Zimbabwe's government criticized over cholera outbreak


The World Health Organization and the Red Cross has intensified their emergency responses to Zimbabwe's deadliest cholera outbreak in a decade.

Almost 4,000 people have been infected with cholera, which has been declared a health emergency in Harare.

"We also thought that it is not unreasonable given the fact that institutions such as the University of Zimbabwe, which are further away from the epicentre of the cholera menace, have had to shelve their graduation ceremony", he said.

A nurse takes care of a cholera patient during a visit of Zimbabwe Minister of Health, at the cholera treatment centre of the Beatrice Infectious Diseases Hospital, in Harare, on September 11, 2018. "The number of deaths is now 25", Health Minister Obadiah Moyo told journalists on Thursday, AFP news agency reports.

THE death of some 20 people in the latest cholera outbreak in Zimbabwe has been blamed on the government's failure to invest in infrastructure and health systems.

Amnesty International said the country's most recent outbreak of cholera was a effect of its "failure to invest in and manage both its basic water and sanitation infrastructure and its healthcare system". Whilst substantial gains have been achieved in the WASH and Health sectors, the socio-economic situation has resulted in declining government investments in urban water supply and sanitation, which is leading communities to compromise on safe water, sanitation and hygiene practices thereby increasing the risk of WASH related diseases.

Newly installed President Emmerson Mnangagwa, who has pledged to revive Zimbabwe's ailing economy and improve public services, said officials were working to "contain and overcome" the most recent outbreak.

"The Church will also need to act as a catalyst for the broader healing of the nation", he said, "When the first outbreak came out in 2008, it was a reflection not only on how the failing systems was panning out in urban areas, but also on the health of our politics".

Cholera is expanding in Harare, the country's capital with a population of more than 2 million people.

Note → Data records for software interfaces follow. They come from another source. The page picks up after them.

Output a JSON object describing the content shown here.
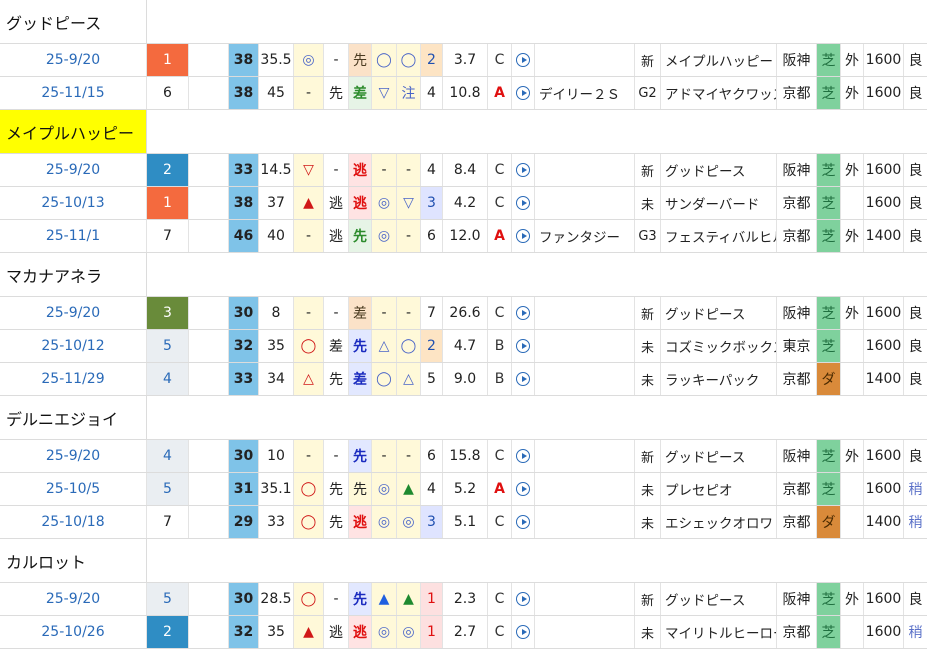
{
  "groups": [
    {
      "horse": "グッドピース",
      "highlight": false,
      "rows": [
        {
          "date": "25-9/20",
          "rank": "1",
          "rank_style": "red",
          "speed": "38",
          "v1": "35.5",
          "m1": "◎",
          "m1_style": "grey",
          "m2": "-",
          "style": "先",
          "style_style": "brown",
          "r1": "◯",
          "r2": "◯",
          "pop": "2",
          "pop_style": "orange",
          "odds": "3.7",
          "grade": "C",
          "grade_style": "plain",
          "race": "",
          "cls": "新",
          "opp": "メイプルハッピー",
          "course": "阪神",
          "surf": "芝",
          "surf_style": "turf",
          "io": "外",
          "dist": "1600",
          "cond": "良",
          "cond_style": "good"
        },
        {
          "date": "25-11/15",
          "rank": "6",
          "rank_style": "plain",
          "speed": "38",
          "v1": "45",
          "m1": "-",
          "m1_style": "plain",
          "m2": "先",
          "style": "差",
          "style_style": "green",
          "r1": "▽",
          "r2": "注",
          "pop": "4",
          "pop_style": "plain",
          "odds": "10.8",
          "grade": "A",
          "grade_style": "red",
          "race": "デイリー２Ｓ",
          "cls": "G2",
          "opp": "アドマイヤクワッズ",
          "course": "京都",
          "surf": "芝",
          "surf_style": "turf",
          "io": "外",
          "dist": "1600",
          "cond": "良",
          "cond_style": "good"
        }
      ]
    },
    {
      "horse": "メイプルハッピー",
      "highlight": true,
      "rows": [
        {
          "date": "25-9/20",
          "rank": "2",
          "rank_style": "blue",
          "speed": "33",
          "v1": "14.5",
          "m1": "▽",
          "m1_style": "red",
          "m2": "-",
          "style": "逃",
          "style_style": "red",
          "r1": "-",
          "r2": "-",
          "pop": "4",
          "pop_style": "plain",
          "odds": "8.4",
          "grade": "C",
          "grade_style": "plain",
          "race": "",
          "cls": "新",
          "opp": "グッドピース",
          "course": "阪神",
          "surf": "芝",
          "surf_style": "turf",
          "io": "外",
          "dist": "1600",
          "cond": "良",
          "cond_style": "good"
        },
        {
          "date": "25-10/13",
          "rank": "1",
          "rank_style": "red",
          "speed": "38",
          "v1": "37",
          "m1": "▲",
          "m1_style": "red",
          "m2": "逃",
          "style": "逃",
          "style_style": "red",
          "r1": "◎",
          "r2": "▽",
          "pop": "3",
          "pop_style": "blue",
          "odds": "4.2",
          "grade": "C",
          "grade_style": "plain",
          "race": "",
          "cls": "未",
          "opp": "サンダーバード",
          "course": "京都",
          "surf": "芝",
          "surf_style": "turf",
          "io": "",
          "dist": "1600",
          "cond": "良",
          "cond_style": "good"
        },
        {
          "date": "25-11/1",
          "rank": "7",
          "rank_style": "plain",
          "speed": "46",
          "v1": "40",
          "m1": "-",
          "m1_style": "plain",
          "m2": "逃",
          "style": "先",
          "style_style": "green",
          "r1": "◎",
          "r2": "-",
          "pop": "6",
          "pop_style": "plain",
          "odds": "12.0",
          "grade": "A",
          "grade_style": "red",
          "race": "ファンタジー",
          "cls": "G3",
          "opp": "フェスティバルヒル",
          "course": "京都",
          "surf": "芝",
          "surf_style": "turf",
          "io": "外",
          "dist": "1400",
          "cond": "良",
          "cond_style": "good"
        }
      ]
    },
    {
      "horse": "マカナアネラ",
      "highlight": false,
      "rows": [
        {
          "date": "25-9/20",
          "rank": "3",
          "rank_style": "green",
          "speed": "30",
          "v1": "8",
          "m1": "-",
          "m1_style": "plain",
          "m2": "-",
          "style": "差",
          "style_style": "brown",
          "r1": "-",
          "r2": "-",
          "pop": "7",
          "pop_style": "plain",
          "odds": "26.6",
          "grade": "C",
          "grade_style": "plain",
          "race": "",
          "cls": "新",
          "opp": "グッドピース",
          "course": "阪神",
          "surf": "芝",
          "surf_style": "turf",
          "io": "外",
          "dist": "1600",
          "cond": "良",
          "cond_style": "good"
        },
        {
          "date": "25-10/12",
          "rank": "5",
          "rank_style": "grey",
          "speed": "32",
          "v1": "35",
          "m1": "◯",
          "m1_style": "red",
          "m2": "差",
          "style": "先",
          "style_style": "blue",
          "r1": "△",
          "r2": "◯",
          "pop": "2",
          "pop_style": "orange",
          "odds": "4.7",
          "grade": "B",
          "grade_style": "plain",
          "race": "",
          "cls": "未",
          "opp": "コズミックボックス",
          "course": "東京",
          "surf": "芝",
          "surf_style": "turf",
          "io": "",
          "dist": "1600",
          "cond": "良",
          "cond_style": "good"
        },
        {
          "date": "25-11/29",
          "rank": "4",
          "rank_style": "grey",
          "speed": "33",
          "v1": "34",
          "m1": "△",
          "m1_style": "red",
          "m2": "先",
          "style": "差",
          "style_style": "blue",
          "r1": "◯",
          "r2": "△",
          "pop": "5",
          "pop_style": "plain",
          "odds": "9.0",
          "grade": "B",
          "grade_style": "plain",
          "race": "",
          "cls": "未",
          "opp": "ラッキーパック",
          "course": "京都",
          "surf": "ダ",
          "surf_style": "dirt",
          "io": "",
          "dist": "1400",
          "cond": "良",
          "cond_style": "good"
        }
      ]
    },
    {
      "horse": "デルニエジョイ",
      "highlight": false,
      "rows": [
        {
          "date": "25-9/20",
          "rank": "4",
          "rank_style": "grey",
          "speed": "30",
          "v1": "10",
          "m1": "-",
          "m1_style": "plain",
          "m2": "-",
          "style": "先",
          "style_style": "blue",
          "r1": "-",
          "r2": "-",
          "pop": "6",
          "pop_style": "plain",
          "odds": "15.8",
          "grade": "C",
          "grade_style": "plain",
          "race": "",
          "cls": "新",
          "opp": "グッドピース",
          "course": "阪神",
          "surf": "芝",
          "surf_style": "turf",
          "io": "外",
          "dist": "1600",
          "cond": "良",
          "cond_style": "good"
        },
        {
          "date": "25-10/5",
          "rank": "5",
          "rank_style": "grey",
          "speed": "31",
          "v1": "35.1",
          "m1": "◯",
          "m1_style": "red",
          "m2": "先",
          "style": "先",
          "style_style": "plain",
          "r1": "◎",
          "r2": "▲",
          "pop": "4",
          "pop_style": "plain",
          "odds": "5.2",
          "grade": "A",
          "grade_style": "red",
          "race": "",
          "cls": "未",
          "opp": "プレセピオ",
          "course": "京都",
          "surf": "芝",
          "surf_style": "turf",
          "io": "",
          "dist": "1600",
          "cond": "稍",
          "cond_style": "slight"
        },
        {
          "date": "25-10/18",
          "rank": "7",
          "rank_style": "plain",
          "speed": "29",
          "v1": "33",
          "m1": "◯",
          "m1_style": "red",
          "m2": "先",
          "style": "逃",
          "style_style": "red",
          "r1": "◎",
          "r2": "◎",
          "pop": "3",
          "pop_style": "blue",
          "odds": "5.1",
          "grade": "C",
          "grade_style": "plain",
          "race": "",
          "cls": "未",
          "opp": "エシェックオロワ",
          "course": "京都",
          "surf": "ダ",
          "surf_style": "dirt",
          "io": "",
          "dist": "1400",
          "cond": "稍",
          "cond_style": "slight"
        }
      ]
    },
    {
      "horse": "カルロット",
      "highlight": false,
      "rows": [
        {
          "date": "25-9/20",
          "rank": "5",
          "rank_style": "grey",
          "speed": "30",
          "v1": "28.5",
          "m1": "◯",
          "m1_style": "red",
          "m2": "-",
          "style": "先",
          "style_style": "blue",
          "r1": "▲",
          "r2": "▲",
          "pop": "1",
          "pop_style": "pink",
          "odds": "2.3",
          "grade": "C",
          "grade_style": "plain",
          "race": "",
          "cls": "新",
          "opp": "グッドピース",
          "course": "阪神",
          "surf": "芝",
          "surf_style": "turf",
          "io": "外",
          "dist": "1600",
          "cond": "良",
          "cond_style": "good"
        },
        {
          "date": "25-10/26",
          "rank": "2",
          "rank_style": "blue",
          "speed": "32",
          "v1": "35",
          "m1": "▲",
          "m1_style": "red",
          "m2": "逃",
          "style": "逃",
          "style_style": "red",
          "r1": "◎",
          "r2": "◎",
          "pop": "1",
          "pop_style": "pink",
          "odds": "2.7",
          "grade": "C",
          "grade_style": "plain",
          "race": "",
          "cls": "未",
          "opp": "マイリトルヒーロー",
          "course": "京都",
          "surf": "芝",
          "surf_style": "turf",
          "io": "",
          "dist": "1600",
          "cond": "稍",
          "cond_style": "slight"
        }
      ]
    }
  ]
}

Cases that are linked to the epicenter in Harare have been confirmed in 5 additional provinces, a WHO African Region report on Friday said. "Every death from cholera is preventable", Matshidiso Moeti, WHO director for Africa, said.